- Demineralization: The stream then undergoes additional treatment for removal of total dissolved solids (TDS), typically using ion exchange (IX) or reverse osmosis (RO).
- Polishing: Finally, a process such as electrodeionization (EDI) is used to remove residual contaminants from the stream, resulting in UPW that is ready for direct use in battery production.
At each step of the treatment process, water is lost as a reject or a wastewater stream. That is, unless the facility employs a closed loop approach. By employing wastewater treatment or zero liquid discharge (ZLD) system, the facility can essentially recirculate reject water and waste streams to make the most of every drop of water that they draw in. These types of systems also provide added benefits, like facilitating recovery of materials from reject streams, including valuable resources like lithium.

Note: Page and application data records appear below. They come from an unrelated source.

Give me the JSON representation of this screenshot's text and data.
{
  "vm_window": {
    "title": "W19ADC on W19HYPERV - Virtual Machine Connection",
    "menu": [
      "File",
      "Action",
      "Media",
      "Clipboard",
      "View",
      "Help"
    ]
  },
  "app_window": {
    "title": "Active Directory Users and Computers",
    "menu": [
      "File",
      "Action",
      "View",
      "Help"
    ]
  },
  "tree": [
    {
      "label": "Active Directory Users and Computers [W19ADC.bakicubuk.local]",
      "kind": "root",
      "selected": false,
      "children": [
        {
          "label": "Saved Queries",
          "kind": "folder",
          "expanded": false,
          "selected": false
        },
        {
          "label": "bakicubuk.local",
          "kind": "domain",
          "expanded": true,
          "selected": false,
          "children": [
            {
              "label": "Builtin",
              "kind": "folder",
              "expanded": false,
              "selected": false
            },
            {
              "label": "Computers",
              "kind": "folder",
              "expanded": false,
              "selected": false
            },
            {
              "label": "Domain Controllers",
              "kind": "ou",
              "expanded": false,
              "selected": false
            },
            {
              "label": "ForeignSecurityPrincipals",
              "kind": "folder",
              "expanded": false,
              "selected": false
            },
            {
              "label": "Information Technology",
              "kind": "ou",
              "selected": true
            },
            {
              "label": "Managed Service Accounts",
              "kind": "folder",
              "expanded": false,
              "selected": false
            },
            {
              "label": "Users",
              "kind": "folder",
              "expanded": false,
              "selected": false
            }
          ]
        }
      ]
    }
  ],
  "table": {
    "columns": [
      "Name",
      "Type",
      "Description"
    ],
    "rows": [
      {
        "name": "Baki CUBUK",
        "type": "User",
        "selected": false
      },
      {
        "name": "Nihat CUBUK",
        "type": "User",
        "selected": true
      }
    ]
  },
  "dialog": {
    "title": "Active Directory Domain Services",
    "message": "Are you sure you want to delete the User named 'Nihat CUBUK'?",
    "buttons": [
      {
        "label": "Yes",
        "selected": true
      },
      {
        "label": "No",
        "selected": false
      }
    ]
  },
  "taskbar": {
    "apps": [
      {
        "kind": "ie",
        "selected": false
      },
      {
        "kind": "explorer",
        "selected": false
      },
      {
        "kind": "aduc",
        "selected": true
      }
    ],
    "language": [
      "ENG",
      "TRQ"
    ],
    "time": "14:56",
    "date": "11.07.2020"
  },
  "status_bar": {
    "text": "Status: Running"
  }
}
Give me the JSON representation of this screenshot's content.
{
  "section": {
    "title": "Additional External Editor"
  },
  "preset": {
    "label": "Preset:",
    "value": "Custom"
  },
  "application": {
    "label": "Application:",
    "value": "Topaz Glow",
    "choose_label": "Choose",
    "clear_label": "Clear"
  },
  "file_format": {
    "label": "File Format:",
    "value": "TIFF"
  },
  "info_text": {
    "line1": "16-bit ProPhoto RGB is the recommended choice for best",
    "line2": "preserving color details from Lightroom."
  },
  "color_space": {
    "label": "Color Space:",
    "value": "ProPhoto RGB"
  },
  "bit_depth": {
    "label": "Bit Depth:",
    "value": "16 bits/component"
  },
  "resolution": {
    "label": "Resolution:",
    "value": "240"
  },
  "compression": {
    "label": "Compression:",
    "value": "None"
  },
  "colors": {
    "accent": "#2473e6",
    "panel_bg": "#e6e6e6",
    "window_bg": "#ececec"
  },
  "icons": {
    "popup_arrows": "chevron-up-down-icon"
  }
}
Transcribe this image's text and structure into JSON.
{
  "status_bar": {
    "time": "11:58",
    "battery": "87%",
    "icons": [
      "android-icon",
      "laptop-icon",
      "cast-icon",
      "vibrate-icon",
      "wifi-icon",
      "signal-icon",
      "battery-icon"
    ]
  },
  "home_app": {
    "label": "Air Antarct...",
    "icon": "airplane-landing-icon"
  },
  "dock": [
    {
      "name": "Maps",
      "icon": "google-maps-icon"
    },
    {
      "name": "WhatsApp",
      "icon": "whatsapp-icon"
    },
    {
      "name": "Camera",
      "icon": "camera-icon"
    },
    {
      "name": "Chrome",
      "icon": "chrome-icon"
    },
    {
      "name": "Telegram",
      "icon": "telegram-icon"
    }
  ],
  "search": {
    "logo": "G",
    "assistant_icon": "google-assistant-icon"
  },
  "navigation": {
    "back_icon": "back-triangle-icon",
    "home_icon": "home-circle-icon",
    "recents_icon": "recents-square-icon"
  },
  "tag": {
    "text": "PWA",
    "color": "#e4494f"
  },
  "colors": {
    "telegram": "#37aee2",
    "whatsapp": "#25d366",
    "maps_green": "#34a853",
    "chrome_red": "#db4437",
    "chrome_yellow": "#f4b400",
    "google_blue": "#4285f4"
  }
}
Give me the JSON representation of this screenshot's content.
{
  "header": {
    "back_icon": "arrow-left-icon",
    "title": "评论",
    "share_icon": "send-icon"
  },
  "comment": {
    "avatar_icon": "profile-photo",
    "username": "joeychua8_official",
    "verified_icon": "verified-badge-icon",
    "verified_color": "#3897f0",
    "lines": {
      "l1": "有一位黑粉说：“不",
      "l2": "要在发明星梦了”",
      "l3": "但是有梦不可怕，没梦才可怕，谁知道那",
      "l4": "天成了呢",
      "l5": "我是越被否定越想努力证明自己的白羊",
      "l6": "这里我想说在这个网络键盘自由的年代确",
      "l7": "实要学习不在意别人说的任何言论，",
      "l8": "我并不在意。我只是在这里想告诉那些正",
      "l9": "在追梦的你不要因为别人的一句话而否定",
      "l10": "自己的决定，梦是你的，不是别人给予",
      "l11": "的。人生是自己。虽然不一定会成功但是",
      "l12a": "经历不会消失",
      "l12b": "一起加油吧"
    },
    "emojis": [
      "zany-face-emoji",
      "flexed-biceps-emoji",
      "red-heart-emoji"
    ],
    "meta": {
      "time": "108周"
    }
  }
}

Taking steps to recycle and reuse water and other materials will be critical to keep up with increasing demand for energy storage systems, not just for battery manufacturers and other ESS manufacturers, but for lithium mining operations as well. In short, for many analysts, embracing a more circular resource economy through ZLD systems, battery recycling, and other sustainability measures will help the energy storage market live up to its full growth potential in the coming decades.
How can SAMCO help?
SAMCO has over 40 years of experience in the design and fabrication of custom water treatment systems for a range of industrial applications. For more information, please contact us to discuss your water treatment goals. Our engineers are available to help you plan a treatment solution that meets your water quality needs, while delivering all the benefits you expect from a water conservation strategy.
Be sure to have a look around our blog, where you can learn more about water and wastewater treatment technologies relevant to the energy, mining, and energy storage industries. Here are some articles that may be of interest to you:
- Water Recycling and Reuse Systems: Strategies for a Smaller Carbon Footprint
- Power Generation and How Water Systems Make or Break It
- Industry Focus: How the Power Industry is Evolving and What it Means for Your Wastewater Management Strategy
- What Is Lithium Extraction and How Does It Work?
- How is Brine Mining Used for Lithium Recovery?